------ Given entries

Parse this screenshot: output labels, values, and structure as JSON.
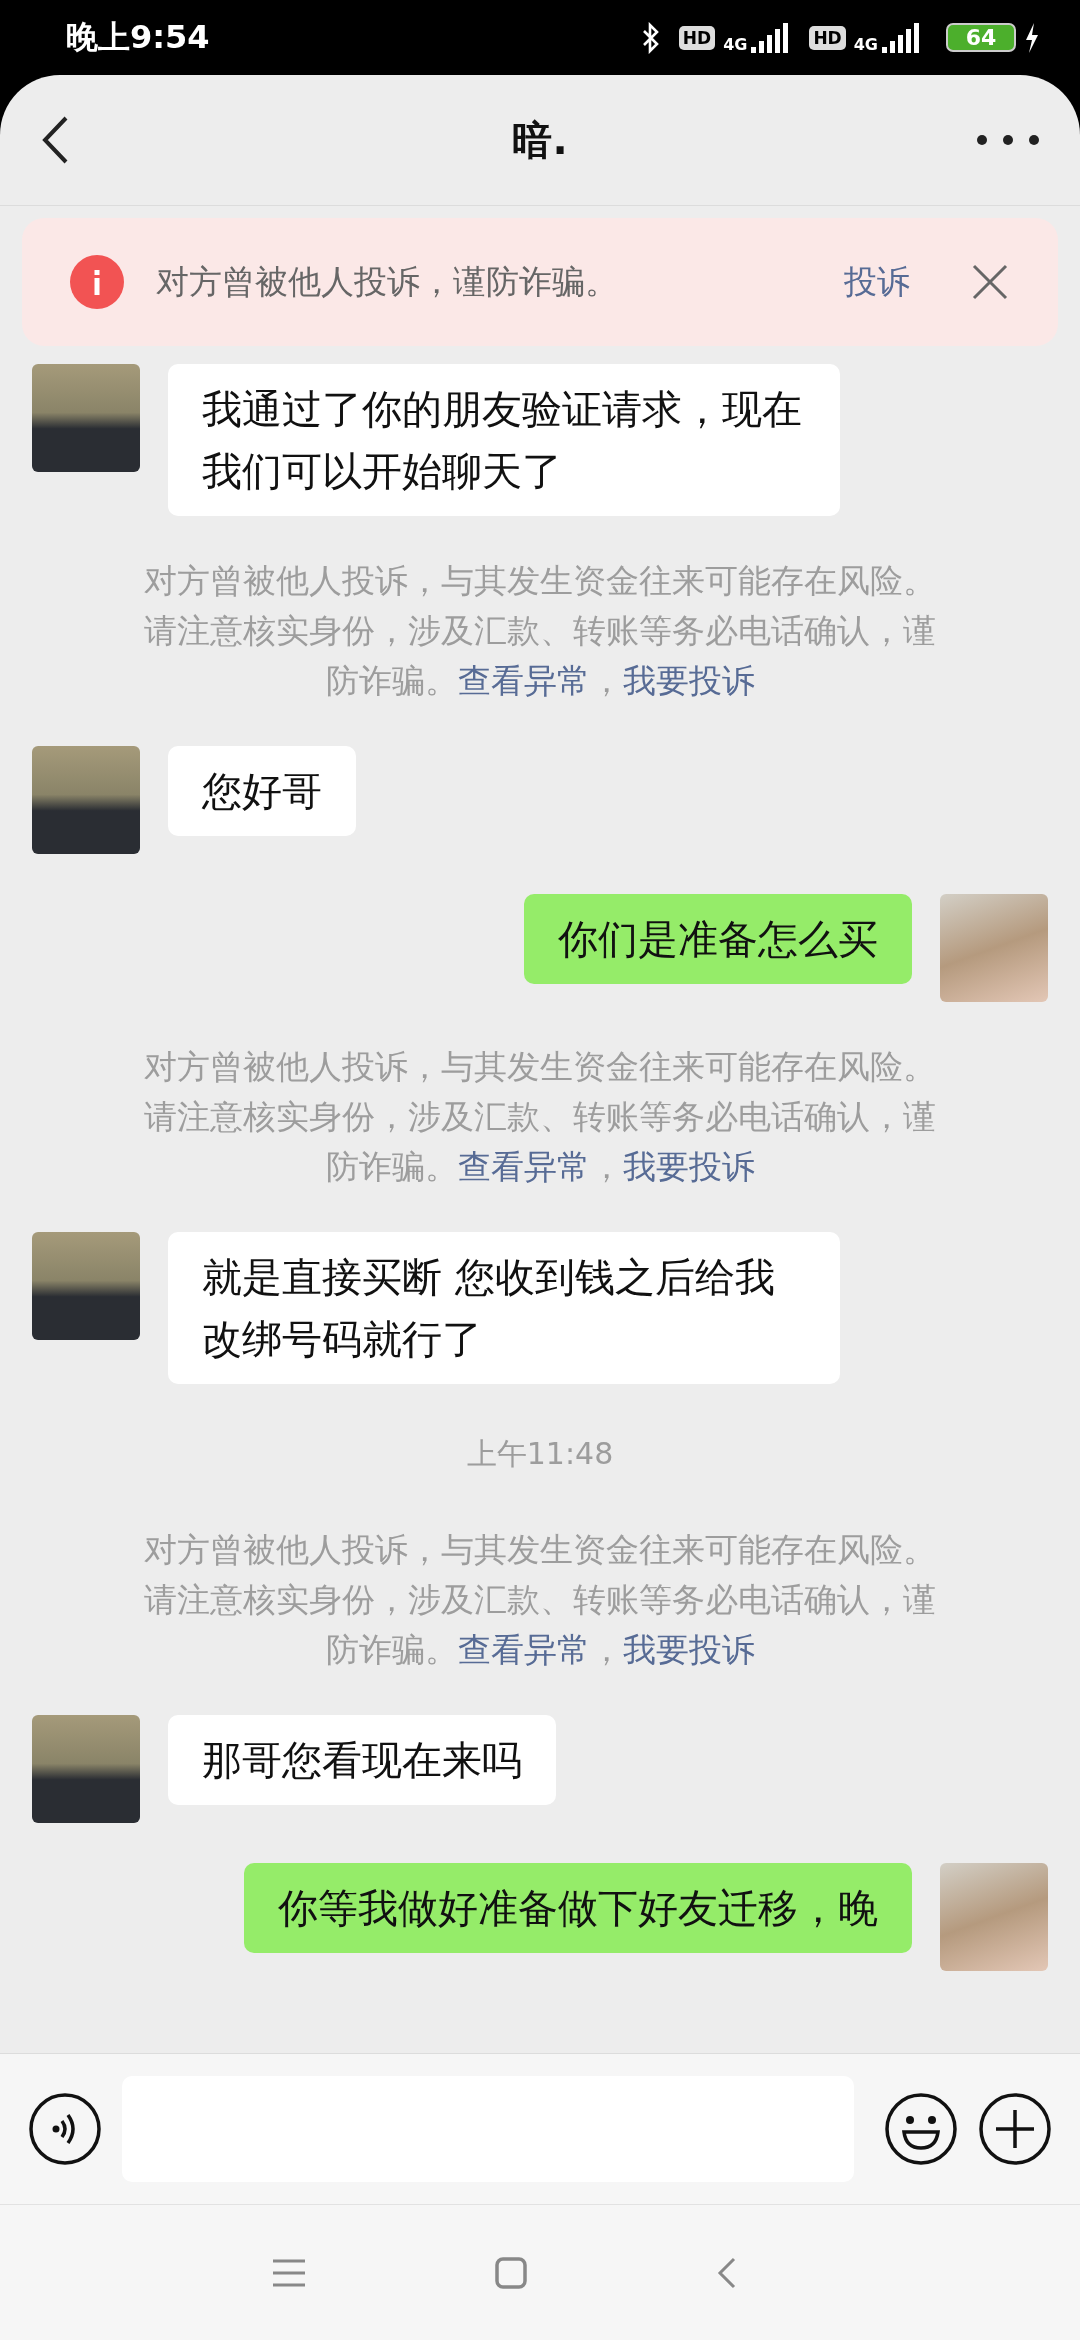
{
  "status_bar": {
    "time": "晚上9:54",
    "sims": [
      {
        "hd": "HD",
        "network": "4G"
      },
      {
        "hd": "HD",
        "network": "4G"
      }
    ],
    "battery": "64"
  },
  "header": {
    "title": "暗."
  },
  "banner": {
    "text": "对方曾被他人投诉，谨防诈骗。",
    "action": "投诉"
  },
  "messages": [
    {
      "kind": "received",
      "text": "我通过了你的朋友验证请求，现在我们可以开始聊天了"
    },
    {
      "kind": "notice",
      "text": "对方曾被他人投诉，与其发生资金往来可能存在风险。请注意核实身份，涉及汇款、转账等务必电话确认，谨防诈骗。",
      "links": [
        "查看异常",
        "我要投诉"
      ],
      "separator": "，"
    },
    {
      "kind": "received",
      "text": "您好哥"
    },
    {
      "kind": "sent",
      "text": "你们是准备怎么买"
    },
    {
      "kind": "notice",
      "text": "对方曾被他人投诉，与其发生资金往来可能存在风险。请注意核实身份，涉及汇款、转账等务必电话确认，谨防诈骗。",
      "links": [
        "查看异常",
        "我要投诉"
      ],
      "separator": "，"
    },
    {
      "kind": "received",
      "text": "就是直接买断 您收到钱之后给我改绑号码就行了"
    },
    {
      "kind": "time",
      "text": "上午11:48"
    },
    {
      "kind": "notice",
      "text": "对方曾被他人投诉，与其发生资金往来可能存在风险。请注意核实身份，涉及汇款、转账等务必电话确认，谨防诈骗。",
      "links": [
        "查看异常",
        "我要投诉"
      ],
      "separator": "，"
    },
    {
      "kind": "received",
      "text": "那哥您看现在来吗"
    },
    {
      "kind": "sent",
      "text": "你等我做好准备做下好友迁移，晚"
    }
  ]
}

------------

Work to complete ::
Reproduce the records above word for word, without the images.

Answer area ::
Parse this screenshot: output labels, values, and structure as JSON.
{
  "status_bar": {
    "time": "晚上9:54",
    "sims": [
      {
        "hd": "HD",
        "network": "4G"
      },
      {
        "hd": "HD",
        "network": "4G"
      }
    ],
    "battery": "64"
  },
  "header": {
    "title": "暗."
  },
  "banner": {
    "text": "对方曾被他人投诉，谨防诈骗。",
    "action": "投诉"
  },
  "messages": [
    {
      "kind": "received",
      "text": "我通过了你的朋友验证请求，现在我们可以开始聊天了"
    },
    {
      "kind": "notice",
      "text": "对方曾被他人投诉，与其发生资金往来可能存在风险。请注意核实身份，涉及汇款、转账等务必电话确认，谨防诈骗。",
      "links": [
        "查看异常",
        "我要投诉"
      ],
      "separator": "，"
    },
    {
      "kind": "received",
      "text": "您好哥"
    },
    {
      "kind": "sent",
      "text": "你们是准备怎么买"
    },
    {
      "kind": "notice",
      "text": "对方曾被他人投诉，与其发生资金往来可能存在风险。请注意核实身份，涉及汇款、转账等务必电话确认，谨防诈骗。",
      "links": [
        "查看异常",
        "我要投诉"
      ],
      "separator": "，"
    },
    {
      "kind": "received",
      "text": "就是直接买断 您收到钱之后给我改绑号码就行了"
    },
    {
      "kind": "time",
      "text": "上午11:48"
    },
    {
      "kind": "notice",
      "text": "对方曾被他人投诉，与其发生资金往来可能存在风险。请注意核实身份，涉及汇款、转账等务必电话确认，谨防诈骗。",
      "links": [
        "查看异常",
        "我要投诉"
      ],
      "separator": "，"
    },
    {
      "kind": "received",
      "text": "那哥您看现在来吗"
    },
    {
      "kind": "sent",
      "text": "你等我做好准备做下好友迁移，晚"
    }
  ]
}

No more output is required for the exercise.